Dataset records

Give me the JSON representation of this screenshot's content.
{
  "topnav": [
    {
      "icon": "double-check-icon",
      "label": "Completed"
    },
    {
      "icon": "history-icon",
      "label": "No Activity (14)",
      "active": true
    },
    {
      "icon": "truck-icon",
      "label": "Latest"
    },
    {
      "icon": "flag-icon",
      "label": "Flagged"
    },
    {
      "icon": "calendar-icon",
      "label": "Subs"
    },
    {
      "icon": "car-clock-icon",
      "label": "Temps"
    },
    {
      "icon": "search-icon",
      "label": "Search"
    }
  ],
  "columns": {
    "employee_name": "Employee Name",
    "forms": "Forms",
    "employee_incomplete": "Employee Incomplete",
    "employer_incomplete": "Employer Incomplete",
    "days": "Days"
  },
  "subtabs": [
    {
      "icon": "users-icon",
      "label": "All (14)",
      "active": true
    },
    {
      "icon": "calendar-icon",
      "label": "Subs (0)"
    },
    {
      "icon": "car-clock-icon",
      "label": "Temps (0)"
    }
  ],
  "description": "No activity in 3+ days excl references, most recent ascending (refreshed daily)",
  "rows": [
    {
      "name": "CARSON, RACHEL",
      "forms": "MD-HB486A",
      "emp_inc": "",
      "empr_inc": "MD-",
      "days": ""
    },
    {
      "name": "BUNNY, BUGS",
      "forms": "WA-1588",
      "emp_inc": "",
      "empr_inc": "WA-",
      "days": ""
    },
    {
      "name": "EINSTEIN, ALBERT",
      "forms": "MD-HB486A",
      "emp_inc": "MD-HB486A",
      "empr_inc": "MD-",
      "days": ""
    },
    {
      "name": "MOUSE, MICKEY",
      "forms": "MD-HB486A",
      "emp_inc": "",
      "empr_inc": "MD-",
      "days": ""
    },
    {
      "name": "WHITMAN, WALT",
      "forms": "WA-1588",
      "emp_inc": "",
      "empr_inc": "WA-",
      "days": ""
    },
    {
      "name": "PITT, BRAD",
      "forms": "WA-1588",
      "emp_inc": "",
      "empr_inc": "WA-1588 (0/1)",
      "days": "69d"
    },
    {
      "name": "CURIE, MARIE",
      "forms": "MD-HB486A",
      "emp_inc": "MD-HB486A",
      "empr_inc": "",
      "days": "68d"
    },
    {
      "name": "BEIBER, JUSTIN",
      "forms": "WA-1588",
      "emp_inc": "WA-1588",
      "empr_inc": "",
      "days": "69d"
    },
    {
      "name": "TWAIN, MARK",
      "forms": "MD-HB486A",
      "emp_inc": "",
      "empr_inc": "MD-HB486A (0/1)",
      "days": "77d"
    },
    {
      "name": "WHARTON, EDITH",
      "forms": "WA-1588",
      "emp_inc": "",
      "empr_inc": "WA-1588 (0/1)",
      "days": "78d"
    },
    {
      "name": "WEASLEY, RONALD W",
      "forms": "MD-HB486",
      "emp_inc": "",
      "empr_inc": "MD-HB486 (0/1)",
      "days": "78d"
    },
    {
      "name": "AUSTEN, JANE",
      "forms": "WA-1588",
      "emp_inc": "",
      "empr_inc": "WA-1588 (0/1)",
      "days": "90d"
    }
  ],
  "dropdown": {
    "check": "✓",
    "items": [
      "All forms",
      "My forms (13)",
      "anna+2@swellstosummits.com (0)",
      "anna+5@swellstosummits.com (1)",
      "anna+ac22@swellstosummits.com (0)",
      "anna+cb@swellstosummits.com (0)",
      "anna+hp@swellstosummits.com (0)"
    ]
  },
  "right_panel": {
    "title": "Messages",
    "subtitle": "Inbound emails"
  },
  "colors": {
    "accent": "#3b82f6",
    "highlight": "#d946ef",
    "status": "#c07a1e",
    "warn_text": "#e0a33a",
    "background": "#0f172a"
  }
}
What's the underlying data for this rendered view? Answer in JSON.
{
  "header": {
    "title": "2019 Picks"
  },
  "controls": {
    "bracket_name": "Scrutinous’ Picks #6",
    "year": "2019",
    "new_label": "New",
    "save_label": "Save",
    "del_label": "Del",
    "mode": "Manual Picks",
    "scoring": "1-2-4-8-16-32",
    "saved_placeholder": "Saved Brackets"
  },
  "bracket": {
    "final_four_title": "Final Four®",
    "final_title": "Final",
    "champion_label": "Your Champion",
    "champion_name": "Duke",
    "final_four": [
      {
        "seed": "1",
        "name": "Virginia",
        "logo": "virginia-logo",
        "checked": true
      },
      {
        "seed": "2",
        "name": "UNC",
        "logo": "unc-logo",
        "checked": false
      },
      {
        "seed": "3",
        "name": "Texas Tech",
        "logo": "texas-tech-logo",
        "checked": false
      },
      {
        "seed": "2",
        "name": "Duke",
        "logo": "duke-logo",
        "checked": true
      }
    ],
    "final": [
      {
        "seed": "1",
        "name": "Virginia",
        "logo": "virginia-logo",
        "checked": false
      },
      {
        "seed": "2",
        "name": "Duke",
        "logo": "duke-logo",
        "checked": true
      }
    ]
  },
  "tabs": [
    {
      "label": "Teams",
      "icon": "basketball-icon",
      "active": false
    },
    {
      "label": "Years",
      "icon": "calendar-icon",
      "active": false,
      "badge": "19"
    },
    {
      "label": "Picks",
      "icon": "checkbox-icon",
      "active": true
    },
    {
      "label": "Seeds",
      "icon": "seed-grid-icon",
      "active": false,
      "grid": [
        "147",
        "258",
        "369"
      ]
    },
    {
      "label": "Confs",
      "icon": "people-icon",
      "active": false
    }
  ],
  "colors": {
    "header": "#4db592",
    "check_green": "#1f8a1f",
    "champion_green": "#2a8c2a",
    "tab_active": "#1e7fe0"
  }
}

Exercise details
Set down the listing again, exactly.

Answer for the task
Give me the JSON representation of this screenshot's content.
{
  "topnav": [
    {
      "icon": "double-check-icon",
      "label": "Completed"
    },
    {
      "icon": "history-icon",
      "label": "No Activity (14)",
      "active": true
    },
    {
      "icon": "truck-icon",
      "label": "Latest"
    },
    {
      "icon": "flag-icon",
      "label": "Flagged"
    },
    {
      "icon": "calendar-icon",
      "label": "Subs"
    },
    {
      "icon": "car-clock-icon",
      "label": "Temps"
    },
    {
      "icon": "search-icon",
      "label": "Search"
    }
  ],
  "columns": {
    "employee_name": "Employee Name",
    "forms": "Forms",
    "employee_incomplete": "Employee Incomplete",
    "employer_incomplete": "Employer Incomplete",
    "days": "Days"
  },
  "subtabs": [
    {
      "icon": "users-icon",
      "label": "All (14)",
      "active": true
    },
    {
      "icon": "calendar-icon",
      "label": "Subs (0)"
    },
    {
      "icon": "car-clock-icon",
      "label": "Temps (0)"
    }
  ],
  "description": "No activity in 3+ days excl references, most recent ascending (refreshed daily)",
  "rows": [
    {
      "name": "CARSON, RACHEL",
      "forms": "MD-HB486A",
      "emp_inc": "",
      "empr_inc": "MD-",
      "days": ""
    },
    {
      "name": "BUNNY, BUGS",
      "forms": "WA-1588",
      "emp_inc": "",
      "empr_inc": "WA-",
      "days": ""
    },
    {
      "name": "EINSTEIN, ALBERT",
      "forms": "MD-HB486A",
      "emp_inc": "MD-HB486A",
      "empr_inc": "MD-",
      "days": ""
    },
    {
      "name": "MOUSE, MICKEY",
      "forms": "MD-HB486A",
      "emp_inc": "",
      "empr_inc": "MD-",
      "days": ""
    },
    {
      "name": "WHITMAN, WALT",
      "forms": "WA-1588",
      "emp_inc": "",
      "empr_inc": "WA-",
      "days": ""
    },
    {
      "name": "PITT, BRAD",
      "forms": "WA-1588",
      "emp_inc": "",
      "empr_inc": "WA-1588 (0/1)",
      "days": "69d"
    },
    {
      "name": "CURIE, MARIE",
      "forms": "MD-HB486A",
      "emp_inc": "MD-HB486A",
      "empr_inc": "",
      "days": "68d"
    },
    {
      "name": "BEIBER, JUSTIN",
      "forms": "WA-1588",
      "emp_inc": "WA-1588",
      "empr_inc": "",
      "days": "69d"
    },
    {
      "name": "TWAIN, MARK",
      "forms": "MD-HB486A",
      "emp_inc": "",
      "empr_inc": "MD-HB486A (0/1)",
      "days": "77d"
    },
    {
      "name": "WHARTON, EDITH",
      "forms": "WA-1588",
      "emp_inc": "",
      "empr_inc": "WA-1588 (0/1)",
      "days": "78d"
    },
    {
      "name": "WEASLEY, RONALD W",
      "forms": "MD-HB486",
      "emp_inc": "",
      "empr_inc": "MD-HB486 (0/1)",
      "days": "78d"
    },
    {
      "name": "AUSTEN, JANE",
      "forms": "WA-1588",
      "emp_inc": "",
      "empr_inc": "WA-1588 (0/1)",
      "days": "90d"
    }
  ],
  "dropdown": {
    "check": "✓",
    "items": [
      "All forms",
      "My forms (13)",
      "anna+2@swellstosummits.com (0)",
      "anna+5@swellstosummits.com (1)",
      "anna+ac22@swellstosummits.com (0)",
      "anna+cb@swellstosummits.com (0)",
      "anna+hp@swellstosummits.com (0)"
    ]
  },
  "right_panel": {
    "title": "Messages",
    "subtitle": "Inbound emails"
  },
  "colors": {
    "accent": "#3b82f6",
    "highlight": "#d946ef",
    "status": "#c07a1e",
    "warn_text": "#e0a33a",
    "background": "#0f172a"
  }
}
What's the underlying data for this rendered view? Answer in JSON.
{
  "header": {
    "title": "2019 Picks"
  },
  "controls": {
    "bracket_name": "Scrutinous’ Picks #6",
    "year": "2019",
    "new_label": "New",
    "save_label": "Save",
    "del_label": "Del",
    "mode": "Manual Picks",
    "scoring": "1-2-4-8-16-32",
    "saved_placeholder": "Saved Brackets"
  },
  "bracket": {
    "final_four_title": "Final Four®",
    "final_title": "Final",
    "champion_label": "Your Champion",
    "champion_name": "Duke",
    "final_four": [
      {
        "seed": "1",
        "name": "Virginia",
        "logo": "virginia-logo",
        "checked": true
      },
      {
        "seed": "2",
        "name": "UNC",
        "logo": "unc-logo",
        "checked": false
      },
      {
        "seed": "3",
        "name": "Texas Tech",
        "logo": "texas-tech-logo",
        "checked": false
      },
      {
        "seed": "2",
        "name": "Duke",
        "logo": "duke-logo",
        "checked": true
      }
    ],
    "final": [
      {
        "seed": "1",
        "name": "Virginia",
        "logo": "virginia-logo",
        "checked": false
      },
      {
        "seed": "2",
        "name": "Duke",
        "logo": "duke-logo",
        "checked": true
      }
    ]
  },
  "tabs": [
    {
      "label": "Teams",
      "icon": "basketball-icon",
      "active": false
    },
    {
      "label": "Years",
      "icon": "calendar-icon",
      "active": false,
      "badge": "19"
    },
    {
      "label": "Picks",
      "icon": "checkbox-icon",
      "active": true
    },
    {
      "label": "Seeds",
      "icon": "seed-grid-icon",
      "active": false,
      "grid": [
        "147",
        "258",
        "369"
      ]
    },
    {
      "label": "Confs",
      "icon": "people-icon",
      "active": false
    }
  ],
  "colors": {
    "header": "#4db592",
    "check_green": "#1f8a1f",
    "champion_green": "#2a8c2a",
    "tab_active": "#1e7fe0"
  }
}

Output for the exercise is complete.